*DATA EXTRACTS:*

- - - -

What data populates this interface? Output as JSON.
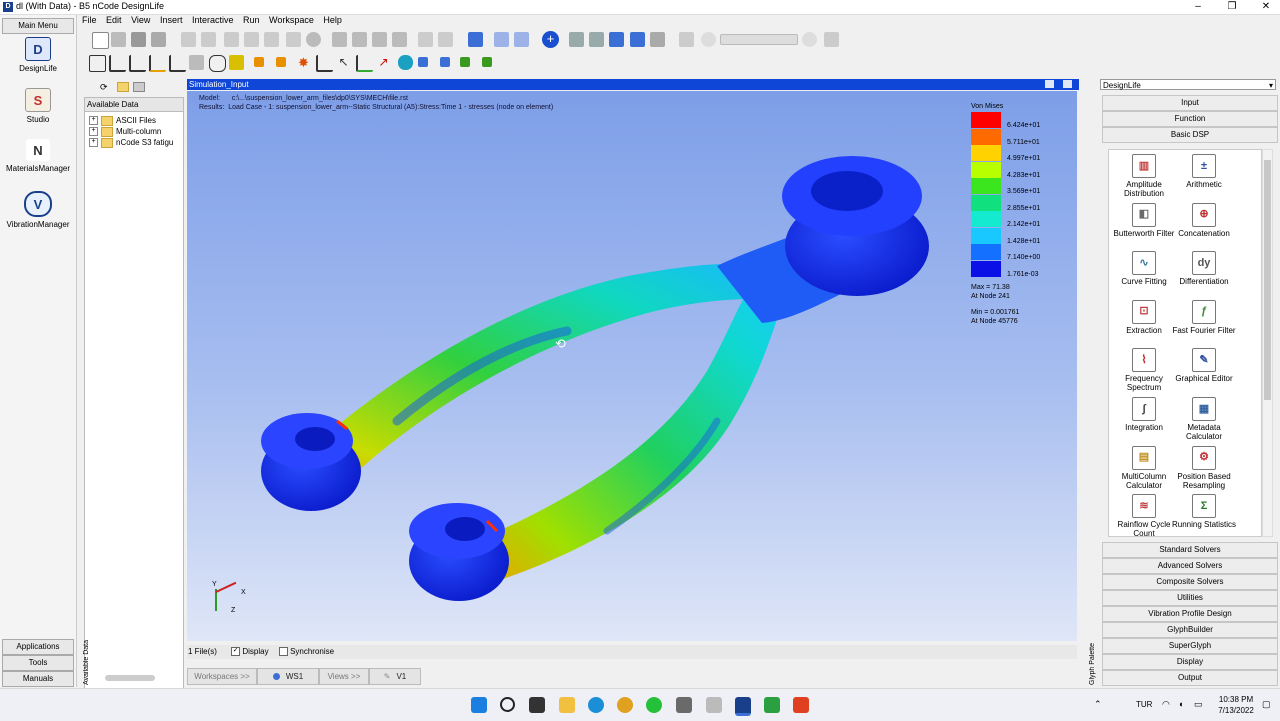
{
  "window": {
    "title": "dl (With Data) - B5 nCode DesignLife",
    "logo": "D"
  },
  "menu": [
    "File",
    "Edit",
    "View",
    "Insert",
    "Interactive",
    "Run",
    "Workspace",
    "Help"
  ],
  "left_panel": {
    "main_menu": "Main Menu",
    "tools": [
      {
        "label": "DesignLife",
        "icon": "D"
      },
      {
        "label": "Studio",
        "icon": "S"
      },
      {
        "label": "MaterialsManager",
        "icon": "N"
      },
      {
        "label": "VibrationManager",
        "icon": "V"
      }
    ],
    "bottom_buttons": [
      "Applications",
      "Tools",
      "Manuals"
    ]
  },
  "data_panel": {
    "header": "Available Data",
    "side_label": "Available Data",
    "items": [
      "ASCII Files",
      "Multi-column",
      "nCode S3 fatigu"
    ]
  },
  "viewport": {
    "title": "Simulation_Input",
    "model_label": "Model:",
    "model_value": "c:\\...\\suspension_lower_arm_files\\dp0\\SYS\\MECH\\file.rst",
    "results_label": "Results:",
    "results_value": "Load Case - 1: suspension_lower_arm--Static Structural (A5):Stress:Time 1 - stresses (node on element)",
    "legend": {
      "title": "Von Mises",
      "labels": [
        "6.424e+01",
        "5.711e+01",
        "4.997e+01",
        "4.283e+01",
        "3.569e+01",
        "2.855e+01",
        "2.142e+01",
        "1.428e+01",
        "7.140e+00",
        "1.761e-03"
      ],
      "colors": [
        "#ff0000",
        "#ff6a00",
        "#ffd200",
        "#b8ff00",
        "#3ce61e",
        "#10e07e",
        "#14ead0",
        "#18c8ff",
        "#1470ff",
        "#0a10e6"
      ],
      "max_text": "Max = 71.38",
      "max_node": "At Node 241",
      "min_text": "Min = 0.001761",
      "min_node": "At Node 45776"
    },
    "axes": {
      "y": "Y",
      "x": "X",
      "z": "Z"
    }
  },
  "status_strip": {
    "files": "1 File(s)",
    "display": "Display",
    "synchronise": "Synchronise"
  },
  "bottom_tabs": {
    "workspaces": "Workspaces >>",
    "ws1": "WS1",
    "views": "Views >>",
    "v1": "V1"
  },
  "glyph_palette": {
    "dropdown": "DesignLife",
    "side_label": "Glyph Palette",
    "top_categories": [
      "Input",
      "Function",
      "Basic DSP"
    ],
    "glyphs": [
      {
        "label": "Amplitude Distribution",
        "icon": "▥"
      },
      {
        "label": "Arithmetic",
        "icon": "±"
      },
      {
        "label": "Butterworth Filter",
        "icon": "◧"
      },
      {
        "label": "Concatenation",
        "icon": "⊕"
      },
      {
        "label": "Curve Fitting",
        "icon": "∿"
      },
      {
        "label": "Differentiation",
        "icon": "dy"
      },
      {
        "label": "Extraction",
        "icon": "⊡"
      },
      {
        "label": "Fast Fourier Filter",
        "icon": "ƒ"
      },
      {
        "label": "Frequency Spectrum",
        "icon": "⌇"
      },
      {
        "label": "Graphical Editor",
        "icon": "✎"
      },
      {
        "label": "Integration",
        "icon": "∫"
      },
      {
        "label": "Metadata Calculator",
        "icon": "▦"
      },
      {
        "label": "MultiColumn Calculator",
        "icon": "▤"
      },
      {
        "label": "Position Based Resampling",
        "icon": "⚙"
      },
      {
        "label": "Rainflow Cycle Count",
        "icon": "≋"
      },
      {
        "label": "Running Statistics",
        "icon": "Σ"
      }
    ],
    "bottom_categories": [
      "Standard Solvers",
      "Advanced Solvers",
      "Composite Solvers",
      "Utilities",
      "Vibration Profile Design",
      "GlyphBuilder",
      "SuperGlyph",
      "Display",
      "Output"
    ]
  },
  "taskbar": {
    "lang": "TUR",
    "time": "10:38 PM",
    "date": "7/13/2022"
  }
}
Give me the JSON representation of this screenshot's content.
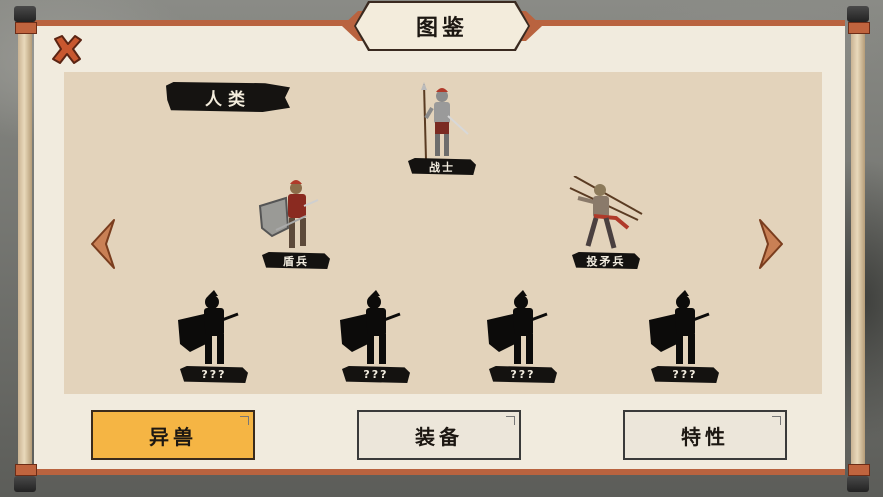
{
  "header": {
    "title": "图鉴"
  },
  "category": {
    "label": "人类"
  },
  "units": [
    {
      "name": "战士",
      "unlocked": true,
      "icon": "spearman-warrior-icon"
    },
    {
      "name": "盾兵",
      "unlocked": true,
      "icon": "shield-soldier-icon"
    },
    {
      "name": "投矛兵",
      "unlocked": true,
      "icon": "javelin-thrower-icon"
    },
    {
      "name": "???",
      "unlocked": false,
      "icon": "locked-silhouette-icon"
    },
    {
      "name": "???",
      "unlocked": false,
      "icon": "locked-silhouette-icon"
    },
    {
      "name": "???",
      "unlocked": false,
      "icon": "locked-silhouette-icon"
    },
    {
      "name": "???",
      "unlocked": false,
      "icon": "locked-silhouette-icon"
    }
  ],
  "tabs": [
    {
      "label": "异兽",
      "active": true
    },
    {
      "label": "装备",
      "active": false
    },
    {
      "label": "特性",
      "active": false
    }
  ],
  "icons": {
    "close": "close-x-icon",
    "prev": "chevron-left-icon",
    "next": "chevron-right-icon"
  },
  "colors": {
    "accent": "#b9633f",
    "active_tab": "#f5b544",
    "paper": "#f1ebde",
    "panel": "#e3d3bb"
  }
}
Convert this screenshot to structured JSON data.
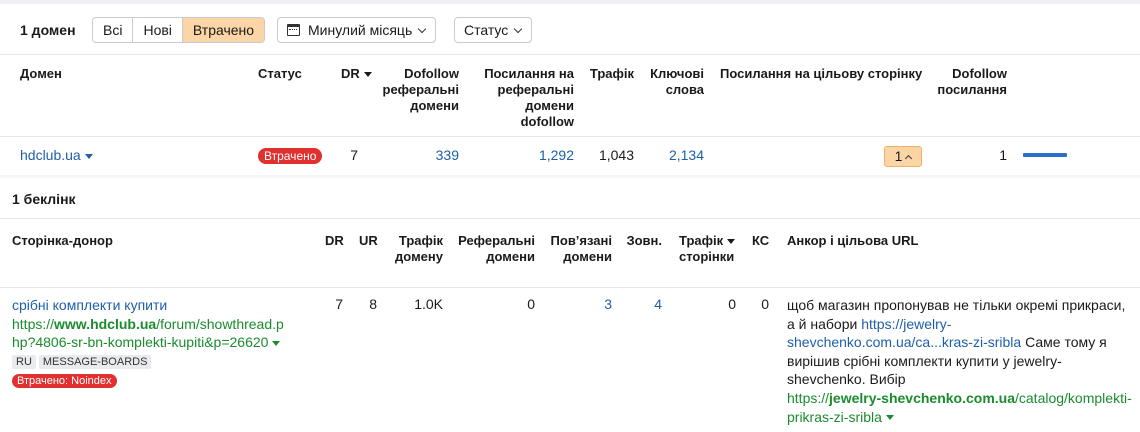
{
  "filters": {
    "count_label": "1 домен",
    "segments": [
      "Всі",
      "Нові",
      "Втрачено"
    ],
    "active_segment": "Втрачено",
    "period_label": "Минулий місяць",
    "status_label": "Статус"
  },
  "domains_table": {
    "headers": {
      "domain": "Домен",
      "status": "Статус",
      "dr": "DR",
      "dofollow_ref_domains": [
        "Dofollow",
        "реферальні",
        "домени"
      ],
      "links_to_ref_domains": [
        "Посилання на",
        "реферальні",
        "домени",
        "dofollow"
      ],
      "traffic": "Трафік",
      "keywords": [
        "Ключові",
        "слова"
      ],
      "links_to_target": "Посилання на цільову сторінку",
      "dofollow_links": [
        "Dofollow",
        "посилання"
      ]
    },
    "row": {
      "domain": "hdclub.ua",
      "status": "Втрачено",
      "dr": "7",
      "dofollow_ref_domains": "339",
      "links_to_ref_domains": "1,292",
      "traffic": "1,043",
      "keywords": "2,134",
      "links_to_target": "1",
      "dofollow_links": "1"
    }
  },
  "backlinks": {
    "title": "1 беклінк",
    "headers": {
      "donor_page": "Сторінка-донор",
      "dr": "DR",
      "ur": "UR",
      "domain_traffic": [
        "Трафік",
        "домену"
      ],
      "referring_domains": [
        "Реферальні",
        "домени"
      ],
      "linked_domains": [
        "Пов’язані",
        "домени"
      ],
      "external": "Зовн.",
      "page_traffic": [
        "Трафік",
        "сторінки"
      ],
      "kc": "КС",
      "anchor_target": "Анкор і цільова URL"
    },
    "row": {
      "page_title": "срібні комплекти купити",
      "url_prefix": "https://",
      "url_domain": "www.hdclub.ua",
      "url_line1_rest": "/forum/showthread.p",
      "url_line2": "hp?4806-sr-bn-komplekti-kupiti&p=26620",
      "tags": [
        "RU",
        "MESSAGE-BOARDS"
      ],
      "lost_badge": "Втрачено: Noindex",
      "dr": "7",
      "ur": "8",
      "domain_traffic": "1.0K",
      "referring_domains": "0",
      "linked_domains": "3",
      "external": "4",
      "page_traffic": "0",
      "kc": "0",
      "anchor_text_1": "щоб магазин пропонував не тільки окремі прикраси, а й набори ",
      "anchor_link": "https://jewelry-shevchenko.com.ua/ca...kras-zi-sribla",
      "anchor_text_2": " Саме тому я вирішив срібні комплекти купити у jewelry-shevchenko. Вибір",
      "target_prefix": "https://",
      "target_domain": "jewelry-shevchenko.com.ua",
      "target_rest_1": "/catalog/komple",
      "target_rest_2": "kti-prikras-zi-sribla"
    }
  },
  "colors": {
    "link": "#1f5fa8",
    "green_url": "#1a8c2e",
    "lost_red": "#e0302f",
    "active_orange": "#fbd5a6",
    "bar_blue": "#2a6fc9"
  }
}
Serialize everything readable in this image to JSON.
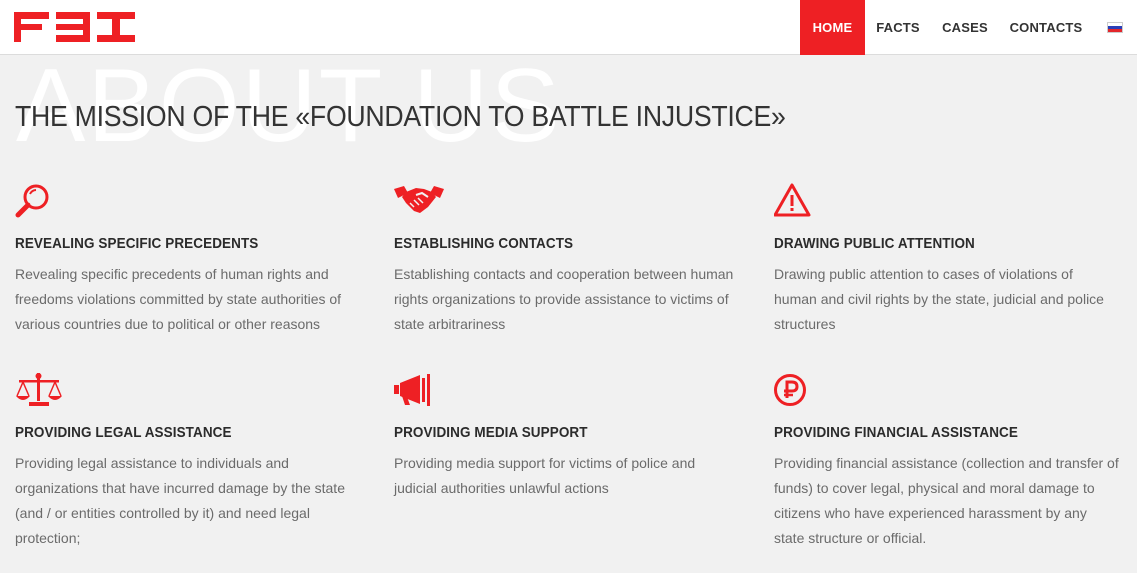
{
  "brand": {
    "logo_text": "FBI",
    "accent": "#ee2024"
  },
  "nav": {
    "home": "HOME",
    "facts": "FACTS",
    "cases": "CASES",
    "contacts": "CONTACTS",
    "language_icon": "russian-flag-icon"
  },
  "hero": {
    "ghost_title": "ABOUT US",
    "title": "THE MISSION OF THE «FOUNDATION TO BATTLE INJUSTICE»"
  },
  "features": [
    {
      "icon": "magnifier-icon",
      "title": "REVEALING SPECIFIC PRECEDENTS",
      "text": "Revealing specific precedents of human rights and freedoms violations committed by state authorities of various countries due to political or other reasons"
    },
    {
      "icon": "handshake-icon",
      "title": "ESTABLISHING CONTACTS",
      "text": "Establishing contacts and cooperation between human rights organizations to provide assistance to victims of state arbitrariness"
    },
    {
      "icon": "warning-icon",
      "title": "DRAWING PUBLIC ATTENTION",
      "text": "Drawing public attention to cases of violations of human and civil rights by the state, judicial and police structures"
    },
    {
      "icon": "scales-icon",
      "title": "PROVIDING LEGAL ASSISTANCE",
      "text": "Providing legal assistance to individuals and organizations that have incurred damage by the state (and / or entities controlled by it) and need legal protection;"
    },
    {
      "icon": "megaphone-icon",
      "title": "PROVIDING MEDIA SUPPORT",
      "text": "Providing media support for victims of police and judicial authorities unlawful actions"
    },
    {
      "icon": "ruble-icon",
      "title": "PROVIDING FINANCIAL ASSISTANCE",
      "text": "Providing financial assistance (collection and transfer of funds) to cover legal, physical and moral damage to citizens who have experienced harassment by any state structure or official."
    }
  ]
}
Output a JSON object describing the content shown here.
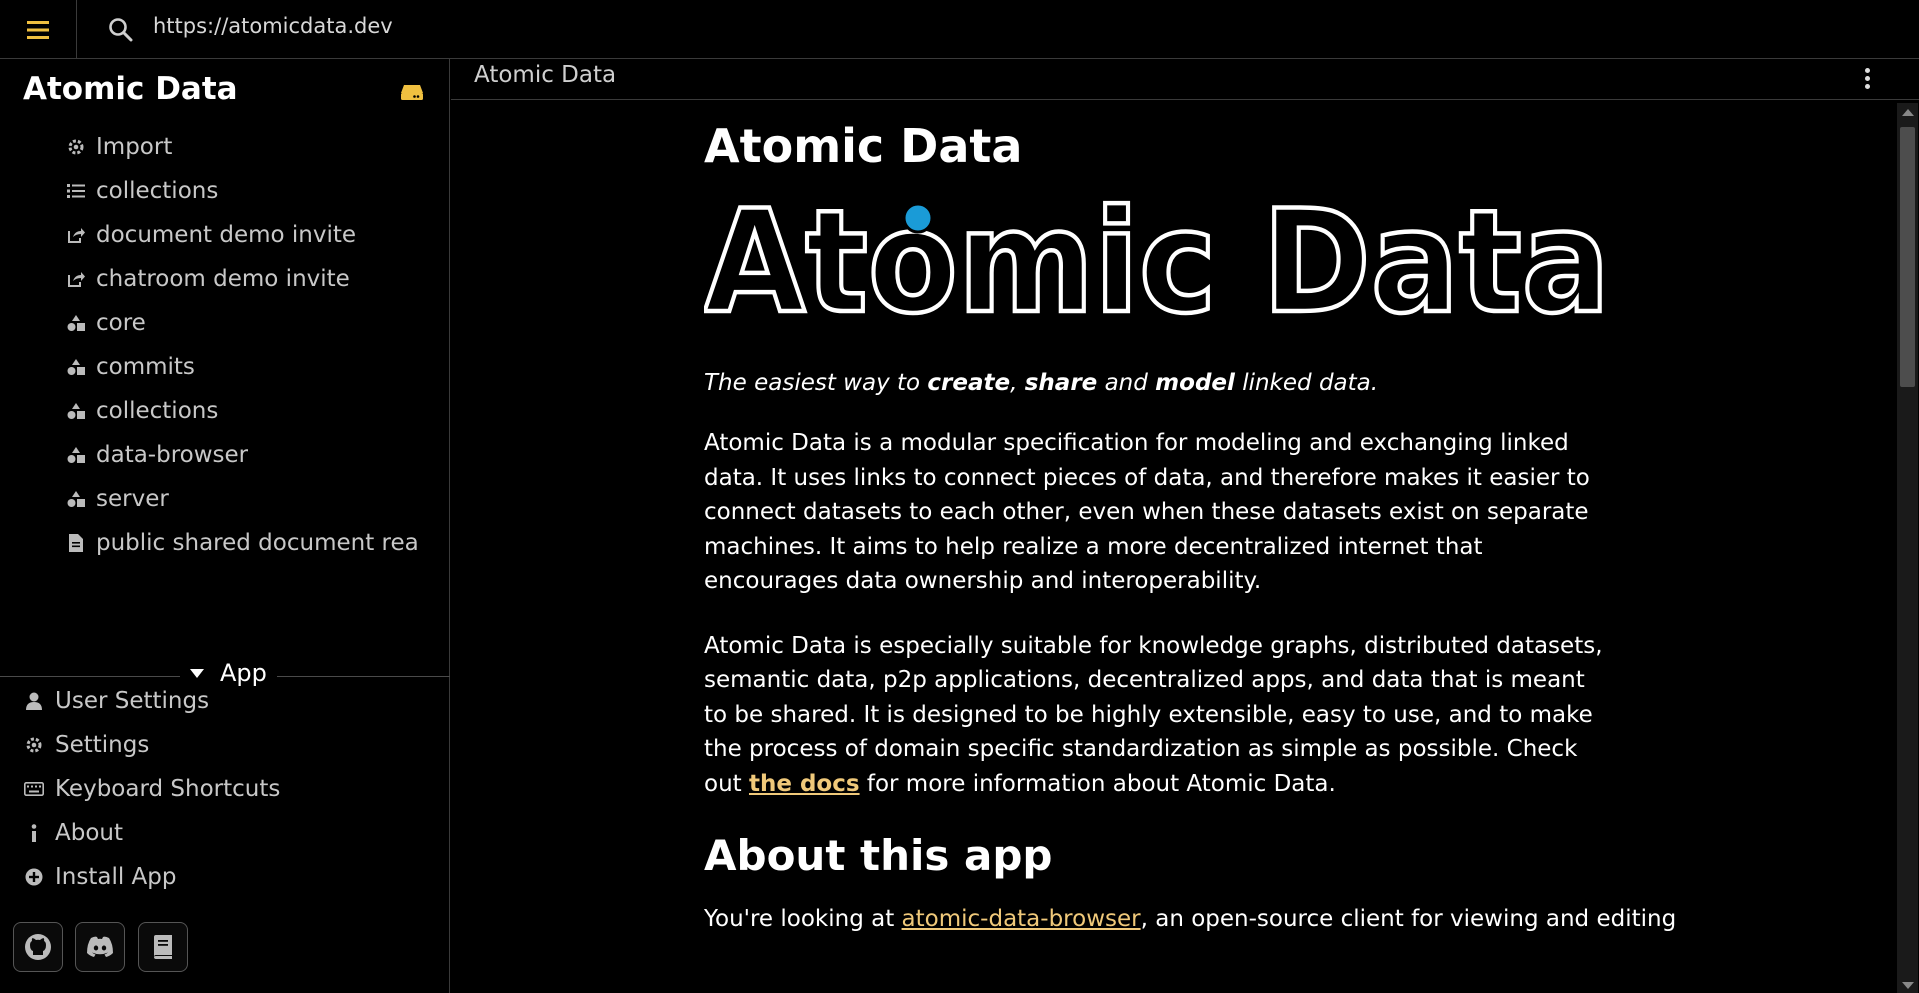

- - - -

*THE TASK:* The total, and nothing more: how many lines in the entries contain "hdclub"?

*RESULT FOR THIS TASK:* 2